I can't take credit for this meme, even though I've already invested in it...twice. (Once with Docracy, once with a super cool company launching in the first quarter of 2013.)
I was chatting with Thor Muller a couple of weeks ago about web trends--and he made a very insightful point as I talked about how I see more and more models around getting people to work together in different ways.
He said that Flickr taught us all about social applications--and gave birth to Web 2.0 The features in Flickr seeded the consumer web gene pool for the following 7 or 8 years--tagging, favoriting, commenting, permalinks direct to content, newsfeeds, social consumption of media, sharing and embedding. It was all there--and you could say that we really didn't get much feature or purpose innovation after that for a long time. In fact, one could say that the sagging stock price of Facebook and stories about lack of VC funding for consumer startups represents, in one microcosm, the story of Web 2.0: We all connected, shared, and consumed, but no one was really doing anything of much value.

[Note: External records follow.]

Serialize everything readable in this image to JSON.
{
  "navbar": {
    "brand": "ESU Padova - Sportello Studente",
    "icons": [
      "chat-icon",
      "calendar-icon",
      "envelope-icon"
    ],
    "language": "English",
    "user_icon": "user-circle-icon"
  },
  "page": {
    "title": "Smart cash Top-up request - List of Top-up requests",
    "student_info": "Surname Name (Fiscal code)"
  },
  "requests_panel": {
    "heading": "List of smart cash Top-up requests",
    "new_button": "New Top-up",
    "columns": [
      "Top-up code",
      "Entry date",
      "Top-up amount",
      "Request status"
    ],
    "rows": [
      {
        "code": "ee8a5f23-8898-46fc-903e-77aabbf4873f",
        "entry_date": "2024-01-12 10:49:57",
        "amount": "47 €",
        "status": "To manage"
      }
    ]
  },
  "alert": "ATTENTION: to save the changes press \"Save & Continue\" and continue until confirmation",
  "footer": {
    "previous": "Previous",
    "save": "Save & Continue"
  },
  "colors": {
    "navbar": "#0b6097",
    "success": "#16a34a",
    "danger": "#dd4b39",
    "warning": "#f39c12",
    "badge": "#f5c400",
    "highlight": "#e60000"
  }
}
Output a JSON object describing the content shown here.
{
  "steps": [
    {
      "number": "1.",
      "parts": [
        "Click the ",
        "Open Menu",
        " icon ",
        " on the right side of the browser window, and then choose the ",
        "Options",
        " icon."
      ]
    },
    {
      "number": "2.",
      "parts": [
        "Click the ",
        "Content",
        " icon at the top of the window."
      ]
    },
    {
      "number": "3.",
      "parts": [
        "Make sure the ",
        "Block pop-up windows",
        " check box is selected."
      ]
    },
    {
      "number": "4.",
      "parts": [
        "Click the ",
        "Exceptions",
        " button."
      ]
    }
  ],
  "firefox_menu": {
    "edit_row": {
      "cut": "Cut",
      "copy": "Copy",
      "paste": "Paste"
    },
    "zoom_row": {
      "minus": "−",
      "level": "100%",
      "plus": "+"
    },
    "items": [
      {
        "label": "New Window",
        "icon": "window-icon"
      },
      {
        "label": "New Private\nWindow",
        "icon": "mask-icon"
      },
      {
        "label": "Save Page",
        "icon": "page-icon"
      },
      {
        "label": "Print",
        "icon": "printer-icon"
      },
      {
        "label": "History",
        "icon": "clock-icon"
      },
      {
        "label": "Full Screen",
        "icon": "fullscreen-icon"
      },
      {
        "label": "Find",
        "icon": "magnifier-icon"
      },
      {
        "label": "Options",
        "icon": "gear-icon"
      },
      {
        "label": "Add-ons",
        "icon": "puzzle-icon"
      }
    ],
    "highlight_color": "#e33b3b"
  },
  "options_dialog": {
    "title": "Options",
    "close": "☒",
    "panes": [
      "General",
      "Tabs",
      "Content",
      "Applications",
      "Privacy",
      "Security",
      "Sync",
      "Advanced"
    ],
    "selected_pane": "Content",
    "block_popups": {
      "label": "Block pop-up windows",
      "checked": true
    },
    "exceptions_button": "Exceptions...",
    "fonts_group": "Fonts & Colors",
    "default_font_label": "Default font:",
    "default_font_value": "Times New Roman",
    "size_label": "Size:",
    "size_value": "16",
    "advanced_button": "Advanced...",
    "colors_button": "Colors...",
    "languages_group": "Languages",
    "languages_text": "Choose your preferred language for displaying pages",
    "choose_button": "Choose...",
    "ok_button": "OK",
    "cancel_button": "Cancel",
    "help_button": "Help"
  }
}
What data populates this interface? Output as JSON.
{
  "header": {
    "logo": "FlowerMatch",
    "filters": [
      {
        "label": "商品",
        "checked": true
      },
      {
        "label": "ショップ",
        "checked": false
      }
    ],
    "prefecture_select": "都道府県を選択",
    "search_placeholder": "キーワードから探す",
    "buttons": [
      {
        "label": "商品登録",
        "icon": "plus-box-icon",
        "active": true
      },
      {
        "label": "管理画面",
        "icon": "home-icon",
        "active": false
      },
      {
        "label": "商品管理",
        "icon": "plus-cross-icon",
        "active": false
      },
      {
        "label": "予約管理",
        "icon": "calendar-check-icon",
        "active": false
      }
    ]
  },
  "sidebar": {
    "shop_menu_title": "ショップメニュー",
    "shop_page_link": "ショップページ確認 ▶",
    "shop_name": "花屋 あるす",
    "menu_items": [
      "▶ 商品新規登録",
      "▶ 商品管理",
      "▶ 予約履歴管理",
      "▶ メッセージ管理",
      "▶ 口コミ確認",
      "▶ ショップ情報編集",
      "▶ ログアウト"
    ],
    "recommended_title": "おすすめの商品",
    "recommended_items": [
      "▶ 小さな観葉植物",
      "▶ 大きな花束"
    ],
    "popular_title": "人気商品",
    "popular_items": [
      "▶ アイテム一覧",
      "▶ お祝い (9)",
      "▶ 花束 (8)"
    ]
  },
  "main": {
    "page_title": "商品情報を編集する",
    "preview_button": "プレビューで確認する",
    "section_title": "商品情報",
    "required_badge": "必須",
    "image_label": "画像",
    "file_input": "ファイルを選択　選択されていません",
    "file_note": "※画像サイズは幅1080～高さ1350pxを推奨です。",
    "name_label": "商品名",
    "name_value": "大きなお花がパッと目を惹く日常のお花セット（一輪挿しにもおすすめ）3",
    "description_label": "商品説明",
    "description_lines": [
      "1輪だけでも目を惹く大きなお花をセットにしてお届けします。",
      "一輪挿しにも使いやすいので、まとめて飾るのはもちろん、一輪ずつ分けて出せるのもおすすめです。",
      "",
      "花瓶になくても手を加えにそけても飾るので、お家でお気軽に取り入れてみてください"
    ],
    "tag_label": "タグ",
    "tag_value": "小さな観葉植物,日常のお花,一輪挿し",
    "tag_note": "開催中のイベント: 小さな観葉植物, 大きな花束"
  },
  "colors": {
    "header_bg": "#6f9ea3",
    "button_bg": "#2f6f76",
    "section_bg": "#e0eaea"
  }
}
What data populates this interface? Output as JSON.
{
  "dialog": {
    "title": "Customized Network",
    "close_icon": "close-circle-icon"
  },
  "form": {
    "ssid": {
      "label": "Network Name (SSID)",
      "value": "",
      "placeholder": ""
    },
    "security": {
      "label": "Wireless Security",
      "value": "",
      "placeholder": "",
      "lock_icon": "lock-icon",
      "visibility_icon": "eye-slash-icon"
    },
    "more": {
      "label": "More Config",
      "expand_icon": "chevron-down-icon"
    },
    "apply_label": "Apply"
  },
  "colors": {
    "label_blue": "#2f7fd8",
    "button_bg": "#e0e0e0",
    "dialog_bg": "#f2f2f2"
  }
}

Not only are people looking for more--they're looking to accomplish more with their lives. There's a growing sense among many that we've never had so many tools and connections at our disposal to make an impact on the world--which inevitably makes taking pictures of your food or that dress you like seem a bit underwhelming.
Enter the collaborative web--where people get together to actively create, build things and solve problems. It's a web where 1+1 really does equal more than 2.
The collaborative web arrived after the social web hit a tipping point. The seminal application of the collaborative web--Github--was launched in April 2008. That is the very month that Facebook became the largest social network, outpacing MySpace. Github is a web based hosting service for software development projects that use Git, a revision control system. As Flickr did for the social web and consumption models, Github uses an open, social design for all sorts collaborative models, like Docracy's open source contact negotiation tools, GrabCAD for mechanical engineers, or Knowable for physical DIY projects. The idea of working together in communities to share best practices around creation has inspired companies that get people doing stuff like Makerbot and Windowfarms. Need to find a collaborator? Go to Collabfinder, of course--where instead of following people, you do things with them.
What's also fueling this growth in collaborative software is the slow death of the big corporation. More and more, individuals are realizing that joining a collective as a knowledge worker--and even a manufacturer--isn't providing the same value proposition it once did.
When the means of production were expensive and demand was hard to come by, people joined organizations to spread overhead cost among everyone and to gain a constant, centrally collected source of demand. Instead of just knitting blankets on your own time and having to find buyers yourself, you knit in a factory faster than you could ever knit before using modern equiptment, and the blanket company would market your products, ensuring that there would be a buyer for everything you made.
Nowadays, we have marketplaces--either explicitly featuring buyers and sellers, like Etsy, or "marketplaces for attention", like Google Search or social media, that can attracted relevent buyers to individual businesses. The overhead cost of running any kind of a business, given shared access to workspaces, machines, rapid prototyping, and SaaS software, has fallen off the table. That makes the cost savings of joining collectives and giving up ownership in your own revenue less compelling, and therefore pushes more people to be freelancers and super small business owners. With more constituencies to deal with, each having their own specialization, the need for social collaboration to get things done increases.
One thing to consider is how wide the gap will grow between those who participate in these ecosystems and those who don't as compared to the social web. People used to ask you where you are present--where you can be found--and it was all about what you consumed, curated and liked. "Find me on..." Those who participated became informed and followed.
Fast forward seven years where your presence on the collaborative web will be synonymous with "Where do you work?" People will be able to find what you do, not just how you write about what you do on a blog. Those who participate in the collaborative web will accomplish, and if you're not seen as accomplishing things, you're going to look like you're standing still. It will put the onus on individuals to be productive participants not just consumers--and ability to execute and focus will be at a premium.
Ready to get to work?